→ DIRECTIONS FOR THIS TASK
Every entry should appear in your answer exactly as it does here.

───── INPUT DATA ─────

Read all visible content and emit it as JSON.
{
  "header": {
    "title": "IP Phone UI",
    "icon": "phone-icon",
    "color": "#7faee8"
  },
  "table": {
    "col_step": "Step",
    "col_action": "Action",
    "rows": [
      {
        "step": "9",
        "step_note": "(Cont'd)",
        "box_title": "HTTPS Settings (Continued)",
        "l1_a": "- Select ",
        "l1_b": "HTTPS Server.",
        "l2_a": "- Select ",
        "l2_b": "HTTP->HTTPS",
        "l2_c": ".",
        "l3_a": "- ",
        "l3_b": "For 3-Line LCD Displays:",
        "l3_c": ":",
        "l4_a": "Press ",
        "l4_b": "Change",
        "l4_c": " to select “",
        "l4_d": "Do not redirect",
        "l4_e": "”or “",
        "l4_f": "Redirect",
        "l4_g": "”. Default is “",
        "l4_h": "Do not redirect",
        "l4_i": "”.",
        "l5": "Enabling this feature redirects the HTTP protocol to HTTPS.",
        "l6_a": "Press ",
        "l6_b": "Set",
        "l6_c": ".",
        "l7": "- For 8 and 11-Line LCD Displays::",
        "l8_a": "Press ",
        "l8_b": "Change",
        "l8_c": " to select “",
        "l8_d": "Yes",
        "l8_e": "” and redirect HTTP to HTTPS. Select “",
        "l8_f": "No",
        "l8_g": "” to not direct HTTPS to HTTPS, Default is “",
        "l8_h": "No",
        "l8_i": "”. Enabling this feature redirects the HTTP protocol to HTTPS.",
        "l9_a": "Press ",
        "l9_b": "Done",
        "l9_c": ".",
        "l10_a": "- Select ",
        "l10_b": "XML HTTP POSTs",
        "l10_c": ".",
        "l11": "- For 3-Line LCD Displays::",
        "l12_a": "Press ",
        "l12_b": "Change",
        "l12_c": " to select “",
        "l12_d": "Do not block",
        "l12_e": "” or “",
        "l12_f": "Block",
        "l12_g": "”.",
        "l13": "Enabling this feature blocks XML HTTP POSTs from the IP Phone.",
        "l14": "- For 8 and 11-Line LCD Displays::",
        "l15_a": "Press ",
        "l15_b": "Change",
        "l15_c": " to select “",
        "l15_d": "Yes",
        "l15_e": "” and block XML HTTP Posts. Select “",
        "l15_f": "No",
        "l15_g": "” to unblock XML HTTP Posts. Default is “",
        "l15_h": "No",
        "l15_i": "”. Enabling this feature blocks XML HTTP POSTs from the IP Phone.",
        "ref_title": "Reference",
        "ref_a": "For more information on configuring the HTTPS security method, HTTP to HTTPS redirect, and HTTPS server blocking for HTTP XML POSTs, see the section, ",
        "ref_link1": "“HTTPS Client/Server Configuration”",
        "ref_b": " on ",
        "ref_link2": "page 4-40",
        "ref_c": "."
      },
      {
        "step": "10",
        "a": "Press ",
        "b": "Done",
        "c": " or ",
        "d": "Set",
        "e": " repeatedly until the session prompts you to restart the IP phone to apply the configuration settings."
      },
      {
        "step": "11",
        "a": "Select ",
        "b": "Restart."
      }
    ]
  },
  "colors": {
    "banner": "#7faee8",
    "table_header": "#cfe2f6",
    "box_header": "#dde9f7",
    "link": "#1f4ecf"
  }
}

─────

→ ANSWER TO THE EXERCISE
Read all visible content and emit it as JSON.
{
  "header": {
    "title": "IP Phone UI",
    "icon": "phone-icon",
    "color": "#7faee8"
  },
  "table": {
    "col_step": "Step",
    "col_action": "Action",
    "rows": [
      {
        "step": "9",
        "step_note": "(Cont'd)",
        "box_title": "HTTPS Settings (Continued)",
        "l1_a": "- Select ",
        "l1_b": "HTTPS Server.",
        "l2_a": "- Select ",
        "l2_b": "HTTP->HTTPS",
        "l2_c": ".",
        "l3_a": "- ",
        "l3_b": "For 3-Line LCD Displays:",
        "l3_c": ":",
        "l4_a": "Press ",
        "l4_b": "Change",
        "l4_c": " to select “",
        "l4_d": "Do not redirect",
        "l4_e": "”or “",
        "l4_f": "Redirect",
        "l4_g": "”. Default is “",
        "l4_h": "Do not redirect",
        "l4_i": "”.",
        "l5": "Enabling this feature redirects the HTTP protocol to HTTPS.",
        "l6_a": "Press ",
        "l6_b": "Set",
        "l6_c": ".",
        "l7": "- For 8 and 11-Line LCD Displays::",
        "l8_a": "Press ",
        "l8_b": "Change",
        "l8_c": " to select “",
        "l8_d": "Yes",
        "l8_e": "” and redirect HTTP to HTTPS. Select “",
        "l8_f": "No",
        "l8_g": "” to not direct HTTPS to HTTPS, Default is “",
        "l8_h": "No",
        "l8_i": "”. Enabling this feature redirects the HTTP protocol to HTTPS.",
        "l9_a": "Press ",
        "l9_b": "Done",
        "l9_c": ".",
        "l10_a": "- Select ",
        "l10_b": "XML HTTP POSTs",
        "l10_c": ".",
        "l11": "- For 3-Line LCD Displays::",
        "l12_a": "Press ",
        "l12_b": "Change",
        "l12_c": " to select “",
        "l12_d": "Do not block",
        "l12_e": "” or “",
        "l12_f": "Block",
        "l12_g": "”.",
        "l13": "Enabling this feature blocks XML HTTP POSTs from the IP Phone.",
        "l14": "- For 8 and 11-Line LCD Displays::",
        "l15_a": "Press ",
        "l15_b": "Change",
        "l15_c": " to select “",
        "l15_d": "Yes",
        "l15_e": "” and block XML HTTP Posts. Select “",
        "l15_f": "No",
        "l15_g": "” to unblock XML HTTP Posts. Default is “",
        "l15_h": "No",
        "l15_i": "”. Enabling this feature blocks XML HTTP POSTs from the IP Phone.",
        "ref_title": "Reference",
        "ref_a": "For more information on configuring the HTTPS security method, HTTP to HTTPS redirect, and HTTPS server blocking for HTTP XML POSTs, see the section, ",
        "ref_link1": "“HTTPS Client/Server Configuration”",
        "ref_b": " on ",
        "ref_link2": "page 4-40",
        "ref_c": "."
      },
      {
        "step": "10",
        "a": "Press ",
        "b": "Done",
        "c": " or ",
        "d": "Set",
        "e": " repeatedly until the session prompts you to restart the IP phone to apply the configuration settings."
      },
      {
        "step": "11",
        "a": "Select ",
        "b": "Restart."
      }
    ]
  },
  "colors": {
    "banner": "#7faee8",
    "table_header": "#cfe2f6",
    "box_header": "#dde9f7",
    "link": "#1f4ecf"
  }
}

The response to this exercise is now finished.